The Indian, The Mestizo, and The Impostor: The Fictionality of Race in Inca Garcilaso de la Vega


  • Manuel Garzon University of Pittsburgh



Inca Garcilaso de la Vega, Decolonial studies, Colonial studies, Indigenous studies

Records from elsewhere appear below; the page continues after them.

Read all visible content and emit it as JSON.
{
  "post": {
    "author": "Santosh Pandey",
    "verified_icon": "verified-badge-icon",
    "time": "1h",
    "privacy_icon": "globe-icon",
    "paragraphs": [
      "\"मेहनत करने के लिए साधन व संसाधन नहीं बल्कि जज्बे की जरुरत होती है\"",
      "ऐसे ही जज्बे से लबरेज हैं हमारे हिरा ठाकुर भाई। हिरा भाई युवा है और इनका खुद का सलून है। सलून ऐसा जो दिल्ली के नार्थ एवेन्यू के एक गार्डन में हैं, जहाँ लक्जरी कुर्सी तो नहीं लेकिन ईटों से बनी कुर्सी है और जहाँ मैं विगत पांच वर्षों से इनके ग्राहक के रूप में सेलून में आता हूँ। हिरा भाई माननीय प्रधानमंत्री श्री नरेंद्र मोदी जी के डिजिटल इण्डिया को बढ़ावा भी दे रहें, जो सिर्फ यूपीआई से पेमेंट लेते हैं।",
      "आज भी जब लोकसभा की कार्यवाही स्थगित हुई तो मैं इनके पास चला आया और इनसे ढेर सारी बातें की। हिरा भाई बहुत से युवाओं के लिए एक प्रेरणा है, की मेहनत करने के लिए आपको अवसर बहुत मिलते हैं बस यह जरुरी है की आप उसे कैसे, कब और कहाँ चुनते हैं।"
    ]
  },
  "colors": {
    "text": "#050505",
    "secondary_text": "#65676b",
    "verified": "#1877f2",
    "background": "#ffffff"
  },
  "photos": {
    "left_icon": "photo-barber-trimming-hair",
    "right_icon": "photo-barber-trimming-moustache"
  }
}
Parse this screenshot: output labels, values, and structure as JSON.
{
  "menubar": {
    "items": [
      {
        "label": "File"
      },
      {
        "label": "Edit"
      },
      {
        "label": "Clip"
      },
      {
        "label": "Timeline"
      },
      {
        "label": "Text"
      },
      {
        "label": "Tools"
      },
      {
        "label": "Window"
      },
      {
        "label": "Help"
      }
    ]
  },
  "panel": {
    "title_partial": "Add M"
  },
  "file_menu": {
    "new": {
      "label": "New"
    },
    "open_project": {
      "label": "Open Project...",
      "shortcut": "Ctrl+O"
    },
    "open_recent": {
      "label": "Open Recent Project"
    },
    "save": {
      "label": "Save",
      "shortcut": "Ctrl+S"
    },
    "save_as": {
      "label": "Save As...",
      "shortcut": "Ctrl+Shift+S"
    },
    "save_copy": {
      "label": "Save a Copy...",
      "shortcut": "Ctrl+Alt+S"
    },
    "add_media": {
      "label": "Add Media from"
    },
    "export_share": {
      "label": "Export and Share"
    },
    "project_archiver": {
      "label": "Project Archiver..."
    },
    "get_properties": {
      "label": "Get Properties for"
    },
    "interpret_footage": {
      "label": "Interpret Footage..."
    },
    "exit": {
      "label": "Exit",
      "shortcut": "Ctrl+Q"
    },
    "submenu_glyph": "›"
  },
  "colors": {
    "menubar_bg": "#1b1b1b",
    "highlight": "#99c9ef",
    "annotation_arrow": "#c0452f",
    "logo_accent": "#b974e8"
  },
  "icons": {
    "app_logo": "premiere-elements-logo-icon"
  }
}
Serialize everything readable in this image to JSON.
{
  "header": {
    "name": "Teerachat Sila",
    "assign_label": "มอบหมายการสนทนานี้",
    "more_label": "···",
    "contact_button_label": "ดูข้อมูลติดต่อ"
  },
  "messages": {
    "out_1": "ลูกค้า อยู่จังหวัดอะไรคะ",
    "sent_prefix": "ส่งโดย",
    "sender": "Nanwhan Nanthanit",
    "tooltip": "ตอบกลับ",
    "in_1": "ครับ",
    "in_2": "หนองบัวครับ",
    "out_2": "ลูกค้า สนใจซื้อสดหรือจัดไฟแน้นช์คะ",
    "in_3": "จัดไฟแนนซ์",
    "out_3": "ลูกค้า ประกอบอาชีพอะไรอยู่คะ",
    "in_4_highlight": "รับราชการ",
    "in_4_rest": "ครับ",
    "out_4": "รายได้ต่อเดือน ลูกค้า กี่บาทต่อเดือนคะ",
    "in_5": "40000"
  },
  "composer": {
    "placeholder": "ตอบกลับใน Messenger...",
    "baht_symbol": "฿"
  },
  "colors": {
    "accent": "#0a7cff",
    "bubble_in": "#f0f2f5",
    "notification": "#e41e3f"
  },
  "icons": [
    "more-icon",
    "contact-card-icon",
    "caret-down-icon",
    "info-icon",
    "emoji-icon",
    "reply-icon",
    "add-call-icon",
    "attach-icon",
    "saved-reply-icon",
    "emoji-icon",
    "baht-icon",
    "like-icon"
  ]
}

Inca Garcilaso de la Vega is perhaps one of the most racially conscious authors of early modernity. In fact, he is the first American-born author to self-identify as a direct descendant of a colonized indigenous nation. As such, Inca Garcilaso understood well the epistemic implications of his biracial and bicultural status (his mestizo condition). Most literary critics have analyzed the incessant reiteration of his mestizaje throughout his texts as a way of countering the racist colonial labels imposed on Amerindians and their descendants. However, there is a complex and somewhat contradictory usage of racial terminology throughout his works. Sometimes Garcilaso claims to be a mestizo, sometimes an Indian, and at times he seems to only highlight his Spanish heritage, depending on the situation. In this sense, Inca Garcilaso’s depiction of his authorial persona is not a straightforward decolonial counter-discourse. Instead, I argue that the Inca Garcilaso that appears in his texts is a fictional author whose deliberately inconsistent use of the different racial labels amounts to a modern decolonial strategy: a critique that ironizes the traditional meaning of racial labels, thus destabilizing their epistemic status. In this paper, I aim to flesh out Garcilaso’s complex decolonial strategy, through a literary reading of his authorial persona.